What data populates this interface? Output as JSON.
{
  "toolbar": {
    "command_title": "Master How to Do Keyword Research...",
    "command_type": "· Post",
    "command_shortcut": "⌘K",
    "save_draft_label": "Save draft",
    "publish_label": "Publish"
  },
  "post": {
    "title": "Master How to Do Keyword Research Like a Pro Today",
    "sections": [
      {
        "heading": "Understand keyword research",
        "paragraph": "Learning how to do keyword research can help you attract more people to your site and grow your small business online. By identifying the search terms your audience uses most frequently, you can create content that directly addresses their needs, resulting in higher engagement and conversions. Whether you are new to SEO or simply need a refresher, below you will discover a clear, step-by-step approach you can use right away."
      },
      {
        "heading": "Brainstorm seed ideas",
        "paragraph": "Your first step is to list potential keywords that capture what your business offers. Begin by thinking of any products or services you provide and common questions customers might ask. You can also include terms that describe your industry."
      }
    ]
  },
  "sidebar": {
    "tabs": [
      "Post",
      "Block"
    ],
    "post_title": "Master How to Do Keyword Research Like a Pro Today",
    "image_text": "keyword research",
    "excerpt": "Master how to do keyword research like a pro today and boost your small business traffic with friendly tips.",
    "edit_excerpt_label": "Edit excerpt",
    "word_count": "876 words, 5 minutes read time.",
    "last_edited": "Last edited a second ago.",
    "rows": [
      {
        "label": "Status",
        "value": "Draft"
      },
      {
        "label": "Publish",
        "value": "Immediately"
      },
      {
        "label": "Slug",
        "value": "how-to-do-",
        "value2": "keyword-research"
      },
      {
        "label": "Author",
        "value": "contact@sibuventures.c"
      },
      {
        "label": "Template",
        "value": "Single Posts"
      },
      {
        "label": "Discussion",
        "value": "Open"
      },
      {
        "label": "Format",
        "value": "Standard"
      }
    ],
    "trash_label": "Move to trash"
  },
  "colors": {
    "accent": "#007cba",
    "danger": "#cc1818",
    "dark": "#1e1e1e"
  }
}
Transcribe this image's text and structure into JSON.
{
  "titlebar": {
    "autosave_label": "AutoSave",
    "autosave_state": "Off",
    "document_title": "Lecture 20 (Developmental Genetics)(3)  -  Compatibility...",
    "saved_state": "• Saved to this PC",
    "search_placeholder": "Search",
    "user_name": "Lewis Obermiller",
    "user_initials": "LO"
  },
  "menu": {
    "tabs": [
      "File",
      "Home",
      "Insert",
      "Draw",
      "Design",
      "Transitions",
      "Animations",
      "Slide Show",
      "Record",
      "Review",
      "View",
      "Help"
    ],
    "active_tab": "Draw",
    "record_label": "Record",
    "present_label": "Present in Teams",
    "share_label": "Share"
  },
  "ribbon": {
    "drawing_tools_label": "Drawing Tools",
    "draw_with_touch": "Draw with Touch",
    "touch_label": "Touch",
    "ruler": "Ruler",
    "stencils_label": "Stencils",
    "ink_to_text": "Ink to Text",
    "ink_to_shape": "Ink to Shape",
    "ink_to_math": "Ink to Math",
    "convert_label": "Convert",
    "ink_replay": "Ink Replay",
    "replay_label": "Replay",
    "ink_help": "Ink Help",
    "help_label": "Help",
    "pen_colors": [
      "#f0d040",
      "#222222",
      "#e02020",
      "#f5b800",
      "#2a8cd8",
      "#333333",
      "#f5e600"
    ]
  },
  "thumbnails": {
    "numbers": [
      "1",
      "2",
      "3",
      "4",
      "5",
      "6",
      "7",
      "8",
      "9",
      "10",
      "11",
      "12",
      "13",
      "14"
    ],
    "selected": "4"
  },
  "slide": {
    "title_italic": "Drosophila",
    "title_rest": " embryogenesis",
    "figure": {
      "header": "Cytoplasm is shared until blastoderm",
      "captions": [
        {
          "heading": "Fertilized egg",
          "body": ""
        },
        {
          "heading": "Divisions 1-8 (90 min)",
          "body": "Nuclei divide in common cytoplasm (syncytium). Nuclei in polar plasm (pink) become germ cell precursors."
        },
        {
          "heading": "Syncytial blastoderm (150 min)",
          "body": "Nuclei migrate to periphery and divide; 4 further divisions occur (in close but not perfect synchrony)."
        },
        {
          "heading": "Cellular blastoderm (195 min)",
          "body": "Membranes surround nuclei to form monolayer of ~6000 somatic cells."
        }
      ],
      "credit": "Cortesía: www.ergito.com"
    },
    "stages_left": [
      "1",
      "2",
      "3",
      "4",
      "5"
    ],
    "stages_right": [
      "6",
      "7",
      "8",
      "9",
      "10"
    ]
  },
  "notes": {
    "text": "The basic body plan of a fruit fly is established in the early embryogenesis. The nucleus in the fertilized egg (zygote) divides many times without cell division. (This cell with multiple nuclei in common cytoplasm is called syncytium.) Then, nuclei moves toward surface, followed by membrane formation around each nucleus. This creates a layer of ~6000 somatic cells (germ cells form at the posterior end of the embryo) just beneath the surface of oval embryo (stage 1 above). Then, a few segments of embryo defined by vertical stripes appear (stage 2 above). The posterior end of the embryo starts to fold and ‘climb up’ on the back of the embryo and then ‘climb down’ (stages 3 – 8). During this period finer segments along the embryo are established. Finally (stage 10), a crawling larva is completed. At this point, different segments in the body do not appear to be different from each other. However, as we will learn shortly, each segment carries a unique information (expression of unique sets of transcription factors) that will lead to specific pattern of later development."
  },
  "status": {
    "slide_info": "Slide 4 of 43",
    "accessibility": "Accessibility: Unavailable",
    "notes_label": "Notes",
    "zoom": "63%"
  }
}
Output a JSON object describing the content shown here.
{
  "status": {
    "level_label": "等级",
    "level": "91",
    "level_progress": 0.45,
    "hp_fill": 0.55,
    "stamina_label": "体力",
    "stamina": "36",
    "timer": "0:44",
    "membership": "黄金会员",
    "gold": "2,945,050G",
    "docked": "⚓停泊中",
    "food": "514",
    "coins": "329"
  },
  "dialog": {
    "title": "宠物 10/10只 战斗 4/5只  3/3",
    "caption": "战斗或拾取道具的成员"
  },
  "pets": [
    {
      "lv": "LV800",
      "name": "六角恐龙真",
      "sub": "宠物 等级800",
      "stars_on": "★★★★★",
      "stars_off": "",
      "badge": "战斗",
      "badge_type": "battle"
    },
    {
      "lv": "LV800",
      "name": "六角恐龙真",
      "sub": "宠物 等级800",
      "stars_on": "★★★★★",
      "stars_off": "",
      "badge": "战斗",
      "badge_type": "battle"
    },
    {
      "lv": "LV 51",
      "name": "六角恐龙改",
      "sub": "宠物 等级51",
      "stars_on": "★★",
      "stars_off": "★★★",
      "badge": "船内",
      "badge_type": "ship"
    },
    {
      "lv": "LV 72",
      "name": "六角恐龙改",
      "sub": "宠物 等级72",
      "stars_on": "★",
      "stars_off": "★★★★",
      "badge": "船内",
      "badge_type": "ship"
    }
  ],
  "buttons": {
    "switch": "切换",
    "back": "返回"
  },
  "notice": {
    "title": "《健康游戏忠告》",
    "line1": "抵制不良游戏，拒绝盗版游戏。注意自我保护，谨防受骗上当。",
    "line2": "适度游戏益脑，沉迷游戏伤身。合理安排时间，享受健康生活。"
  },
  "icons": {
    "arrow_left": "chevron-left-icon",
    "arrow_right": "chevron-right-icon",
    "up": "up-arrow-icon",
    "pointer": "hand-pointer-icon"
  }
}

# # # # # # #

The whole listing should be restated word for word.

What data populates this interface? Output as JSON.
{
  "toolbar": {
    "command_title": "Master How to Do Keyword Research...",
    "command_type": "· Post",
    "command_shortcut": "⌘K",
    "save_draft_label": "Save draft",
    "publish_label": "Publish"
  },
  "post": {
    "title": "Master How to Do Keyword Research Like a Pro Today",
    "sections": [
      {
        "heading": "Understand keyword research",
        "paragraph": "Learning how to do keyword research can help you attract more people to your site and grow your small business online. By identifying the search terms your audience uses most frequently, you can create content that directly addresses their needs, resulting in higher engagement and conversions. Whether you are new to SEO or simply need a refresher, below you will discover a clear, step-by-step approach you can use right away."
      },
      {
        "heading": "Brainstorm seed ideas",
        "paragraph": "Your first step is to list potential keywords that capture what your business offers. Begin by thinking of any products or services you provide and common questions customers might ask. You can also include terms that describe your industry."
      }
    ]
  },
  "sidebar": {
    "tabs": [
      "Post",
      "Block"
    ],
    "post_title": "Master How to Do Keyword Research Like a Pro Today",
    "image_text": "keyword research",
    "excerpt": "Master how to do keyword research like a pro today and boost your small business traffic with friendly tips.",
    "edit_excerpt_label": "Edit excerpt",
    "word_count": "876 words, 5 minutes read time.",
    "last_edited": "Last edited a second ago.",
    "rows": [
      {
        "label": "Status",
        "value": "Draft"
      },
      {
        "label": "Publish",
        "value": "Immediately"
      },
      {
        "label": "Slug",
        "value": "how-to-do-",
        "value2": "keyword-research"
      },
      {
        "label": "Author",
        "value": "contact@sibuventures.c"
      },
      {
        "label": "Template",
        "value": "Single Posts"
      },
      {
        "label": "Discussion",
        "value": "Open"
      },
      {
        "label": "Format",
        "value": "Standard"
      }
    ],
    "trash_label": "Move to trash"
  },
  "colors": {
    "accent": "#007cba",
    "danger": "#cc1818",
    "dark": "#1e1e1e"
  }
}
Transcribe this image's text and structure into JSON.
{
  "titlebar": {
    "autosave_label": "AutoSave",
    "autosave_state": "Off",
    "document_title": "Lecture 20 (Developmental Genetics)(3)  -  Compatibility...",
    "saved_state": "• Saved to this PC",
    "search_placeholder": "Search",
    "user_name": "Lewis Obermiller",
    "user_initials": "LO"
  },
  "menu": {
    "tabs": [
      "File",
      "Home",
      "Insert",
      "Draw",
      "Design",
      "Transitions",
      "Animations",
      "Slide Show",
      "Record",
      "Review",
      "View",
      "Help"
    ],
    "active_tab": "Draw",
    "record_label": "Record",
    "present_label": "Present in Teams",
    "share_label": "Share"
  },
  "ribbon": {
    "drawing_tools_label": "Drawing Tools",
    "draw_with_touch": "Draw with Touch",
    "touch_label": "Touch",
    "ruler": "Ruler",
    "stencils_label": "Stencils",
    "ink_to_text": "Ink to Text",
    "ink_to_shape": "Ink to Shape",
    "ink_to_math": "Ink to Math",
    "convert_label": "Convert",
    "ink_replay": "Ink Replay",
    "replay_label": "Replay",
    "ink_help": "Ink Help",
    "help_label": "Help",
    "pen_colors": [
      "#f0d040",
      "#222222",
      "#e02020",
      "#f5b800",
      "#2a8cd8",
      "#333333",
      "#f5e600"
    ]
  },
  "thumbnails": {
    "numbers": [
      "1",
      "2",
      "3",
      "4",
      "5",
      "6",
      "7",
      "8",
      "9",
      "10",
      "11",
      "12",
      "13",
      "14"
    ],
    "selected": "4"
  },
  "slide": {
    "title_italic": "Drosophila",
    "title_rest": " embryogenesis",
    "figure": {
      "header": "Cytoplasm is shared until blastoderm",
      "captions": [
        {
          "heading": "Fertilized egg",
          "body": ""
        },
        {
          "heading": "Divisions 1-8 (90 min)",
          "body": "Nuclei divide in common cytoplasm (syncytium). Nuclei in polar plasm (pink) become germ cell precursors."
        },
        {
          "heading": "Syncytial blastoderm (150 min)",
          "body": "Nuclei migrate to periphery and divide; 4 further divisions occur (in close but not perfect synchrony)."
        },
        {
          "heading": "Cellular blastoderm (195 min)",
          "body": "Membranes surround nuclei to form monolayer of ~6000 somatic cells."
        }
      ],
      "credit": "Cortesía: www.ergito.com"
    },
    "stages_left": [
      "1",
      "2",
      "3",
      "4",
      "5"
    ],
    "stages_right": [
      "6",
      "7",
      "8",
      "9",
      "10"
    ]
  },
  "notes": {
    "text": "The basic body plan of a fruit fly is established in the early embryogenesis. The nucleus in the fertilized egg (zygote) divides many times without cell division. (This cell with multiple nuclei in common cytoplasm is called syncytium.) Then, nuclei moves toward surface, followed by membrane formation around each nucleus. This creates a layer of ~6000 somatic cells (germ cells form at the posterior end of the embryo) just beneath the surface of oval embryo (stage 1 above). Then, a few segments of embryo defined by vertical stripes appear (stage 2 above). The posterior end of the embryo starts to fold and ‘climb up’ on the back of the embryo and then ‘climb down’ (stages 3 – 8). During this period finer segments along the embryo are established. Finally (stage 10), a crawling larva is completed. At this point, different segments in the body do not appear to be different from each other. However, as we will learn shortly, each segment carries a unique information (expression of unique sets of transcription factors) that will lead to specific pattern of later development."
  },
  "status": {
    "slide_info": "Slide 4 of 43",
    "accessibility": "Accessibility: Unavailable",
    "notes_label": "Notes",
    "zoom": "63%"
  }
}
Output a JSON object describing the content shown here.
{
  "status": {
    "level_label": "等级",
    "level": "91",
    "level_progress": 0.45,
    "hp_fill": 0.55,
    "stamina_label": "体力",
    "stamina": "36",
    "timer": "0:44",
    "membership": "黄金会员",
    "gold": "2,945,050G",
    "docked": "⚓停泊中",
    "food": "514",
    "coins": "329"
  },
  "dialog": {
    "title": "宠物 10/10只 战斗 4/5只  3/3",
    "caption": "战斗或拾取道具的成员"
  },
  "pets": [
    {
      "lv": "LV800",
      "name": "六角恐龙真",
      "sub": "宠物 等级800",
      "stars_on": "★★★★★",
      "stars_off": "",
      "badge": "战斗",
      "badge_type": "battle"
    },
    {
      "lv": "LV800",
      "name": "六角恐龙真",
      "sub": "宠物 等级800",
      "stars_on": "★★★★★",
      "stars_off": "",
      "badge": "战斗",
      "badge_type": "battle"
    },
    {
      "lv": "LV 51",
      "name": "六角恐龙改",
      "sub": "宠物 等级51",
      "stars_on": "★★",
      "stars_off": "★★★",
      "badge": "船内",
      "badge_type": "ship"
    },
    {
      "lv": "LV 72",
      "name": "六角恐龙改",
      "sub": "宠物 等级72",
      "stars_on": "★",
      "stars_off": "★★★★",
      "badge": "船内",
      "badge_type": "ship"
    }
  ],
  "buttons": {
    "switch": "切换",
    "back": "返回"
  },
  "notice": {
    "title": "《健康游戏忠告》",
    "line1": "抵制不良游戏，拒绝盗版游戏。注意自我保护，谨防受骗上当。",
    "line2": "适度游戏益脑，沉迷游戏伤身。合理安排时间，享受健康生活。"
  },
  "icons": {
    "arrow_left": "chevron-left-icon",
    "arrow_right": "chevron-right-icon",
    "up": "up-arrow-icon",
    "pointer": "hand-pointer-icon"
  }
}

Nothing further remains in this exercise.